Two events have occurred in the last week that have made me wonder about a sideline business writing people’s online dating profiles for them. I’m sure there would be a market for it – no one I know (apart from me!) has enjoyed writing a dating profile for themselves.
Firstly, I had lunch with a woman I met recently at a networking event. She showed me her current profile and I offered some tips. Essentially I told her, (hopefully in a nice way), that her profile was a bit dull and basically said the same as everyone else’s.
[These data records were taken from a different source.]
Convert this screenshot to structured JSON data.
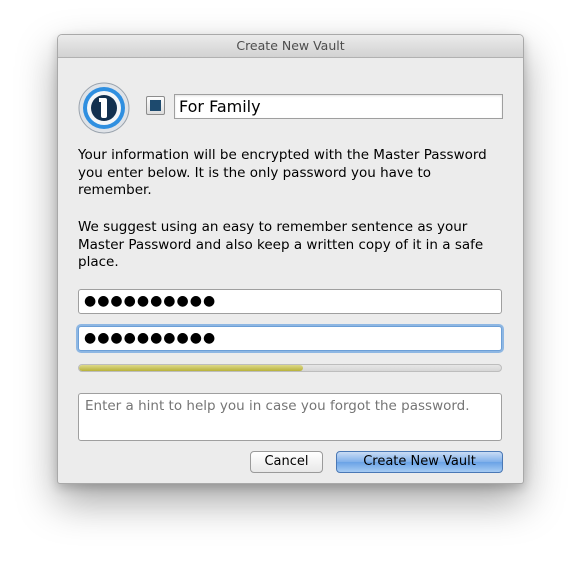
{
  "window": {
    "title": "Create New Vault"
  },
  "vault": {
    "icon": "1password-keyhole-icon",
    "color_swatch": "#1d4a6e",
    "name_value": "For Family"
  },
  "info": {
    "paragraph_1": "Your information will be encrypted with the Master Password you enter below. It is the only password you have to remember.",
    "paragraph_2": "We suggest using an easy to remember sentence as your Master Password and also keep a written copy of it in a safe place."
  },
  "password": {
    "value_masked": "●●●●●●●●●●",
    "confirm_masked": "●●●●●●●●●●"
  },
  "strength": {
    "fraction": 0.53,
    "color": "#c9c45a"
  },
  "hint": {
    "placeholder": "Enter a hint to help you in case you forgot the password."
  },
  "buttons": {
    "cancel_label": "Cancel",
    "create_label": "Create New Vault"
  }
}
Let’s get real here, who doesn’t like socialising with friends, Sunday lunch in a nice pub and curling up on the sofa with a film and a bottle of red wine? If you’ve ever spent any time on online dating sites you’ll know that about 97% of people say these exact same things. I suggested instead that she try to think a little deeper and be a bit more specific – what books had she read and why did she enjoy them? What music is she listening to and how does it make her feel? Essentially you have to tell people what makes you tick as these are the details that people connect with. Yes, you risk putting some people off, but by keeping in generic you miss the chance to really appeal to anybody.
Later in the evening I had a message from her:
“Jo Middleton you are a genius. I have rewritten my profile and just uploaded it. Three new messages have come in in five minutes. I am laughing out loud. You are a star.”
Obviously that’s going on my testimonials page when I get the new business website set up.
Then this morning I listened to a really interesting TED talk this morning about the mathematics of love. I’m a mathematician at heart and love the idea of there being a science behind something as magical and mysterious as love. I like it even more when the science backs up my instincts.
Apparently, people who are generally found to be attractive by everybody get fewer messages than those who some people might think of as a bit rank. It sounds odd, but when you think about it it makes sense; if you read someone’s profiles and they are classically gorgeous, have a great job, all their own hair and teeth and generally seem like they’d be likeable by everyone, then you’re not going to think you stand much of a chance are you? If however you see a bald guy for instance, or someone a little overweight, or with a big nose, or anything like that that you know might turn some people off, you feel more positive as you know you’ll have less competition. It doesn’t bother you – you’re attracted to them – you just feel like you might be less likely to be rejected. I suspect this applies to me as a single parent, with some men assuming others would be put off by this.
The moral behind the maths then is that you shouldn’t try to hide what you think of as your flaws or idiosyncrasies – the people who are going to like you will like you regardless and they will actually be more likely to contact you if you embrace the bits of yourself you feel are less then perfect. In my mind this backed up everything I was trying to say to my new friend – don’t be afraid of who you are and of getting down to the nitty gritty; sure it might put some people off, but overall it might make you more popular.
Think of yourself as a jar of Marmite – the haters just make the lovers more likely to reach down and take you off the shelf.
Image credit – online dating: fotoscool/shutterstock